What is expected:
Scan the records below and copy every line that contains the string "francesmartel".
* * *
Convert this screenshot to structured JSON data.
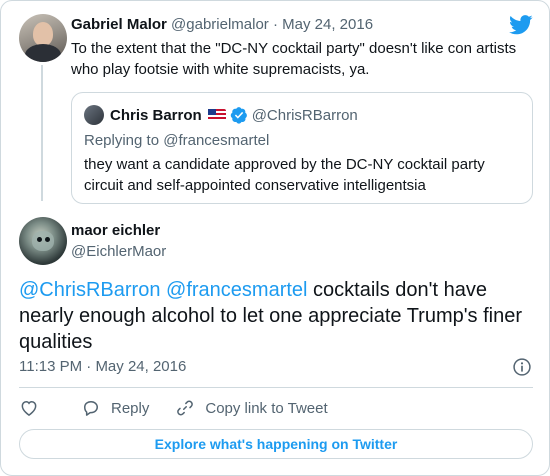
{
  "parent_tweet": {
    "author_name": "Gabriel Malor",
    "handle": "@gabrielmalor",
    "separator": "·",
    "date": "May 24, 2016",
    "text": "To the extent that the \"DC-NY cocktail party\" doesn't like con artists who play footsie with white supremacists, ya."
  },
  "quoted_tweet": {
    "author_name": "Chris Barron",
    "flag": "🇺🇸",
    "handle": "@ChrisRBarron",
    "replying_to": "Replying to @francesmartel",
    "text": "they want a candidate approved by the DC-NY cocktail party circuit and self-appointed conservative intelligentsia"
  },
  "main_tweet": {
    "author_name": "maor eichler",
    "handle": "@EichlerMaor",
    "mention_1": "@ChrisRBarron",
    "mention_2": "@francesmartel",
    "text": "cocktails don't have nearly enough alcohol to let one appreciate Trump's finer qualities",
    "time": "11:13 PM",
    "separator": "·",
    "date": "May 24, 2016"
  },
  "actions": {
    "like_icon": "heart-icon",
    "reply_label": "Reply",
    "reply_icon": "speech-bubble-icon",
    "copy_label": "Copy link to Tweet",
    "copy_icon": "link-icon"
  },
  "footer": {
    "explore_label": "Explore what's happening on Twitter"
  },
  "icons": {
    "brand": "twitter-bird-icon",
    "info": "info-icon",
    "verified": "verified-badge-icon"
  },
  "colors": {
    "accent": "#1d9bf0",
    "text": "#0f1419",
    "muted": "#536471",
    "border": "#cfd9de"
  }
}
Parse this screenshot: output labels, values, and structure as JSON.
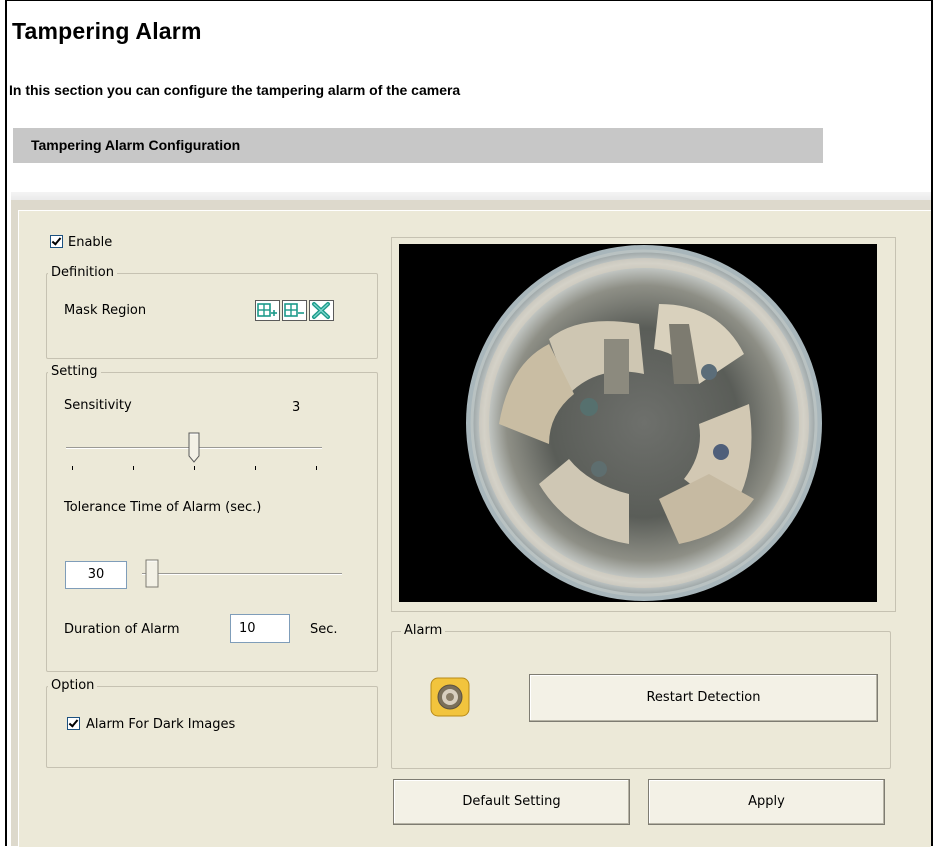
{
  "page": {
    "title": "Tampering Alarm",
    "description": "In this section you can configure the tampering alarm of the camera",
    "section_title": "Tampering Alarm Configuration"
  },
  "enable": {
    "label": "Enable",
    "checked": true
  },
  "definition": {
    "legend": "Definition",
    "mask_region_label": "Mask Region",
    "tools": [
      "add-region-icon",
      "remove-region-icon",
      "clear-region-icon"
    ]
  },
  "setting": {
    "legend": "Setting",
    "sensitivity_label": "Sensitivity",
    "sensitivity_value": "3",
    "sensitivity_level": 3,
    "sensitivity_max": 5,
    "tolerance_label": "Tolerance Time of Alarm (sec.)",
    "tolerance_value": "30",
    "duration_label": "Duration of Alarm",
    "duration_value": "10",
    "duration_unit": "Sec."
  },
  "option": {
    "legend": "Option",
    "dark_images_label": "Alarm For Dark Images",
    "dark_images_checked": true
  },
  "preview": {
    "icon": "fisheye-camera-preview"
  },
  "alarm": {
    "legend": "Alarm",
    "indicator_icon": "alarm-indicator-icon",
    "restart_label": "Restart Detection"
  },
  "buttons": {
    "default_label": "Default Setting",
    "apply_label": "Apply"
  },
  "colors": {
    "section_bar": "#c7c7c7",
    "panel_bg": "#ece9d8",
    "tool_icon": "#1c9a8a",
    "alarm_indicator": "#f2c43d"
  }
}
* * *
Your solution:
    "replying_to": "Replying to @francesmartel",
    "mention_2": "@francesmartel",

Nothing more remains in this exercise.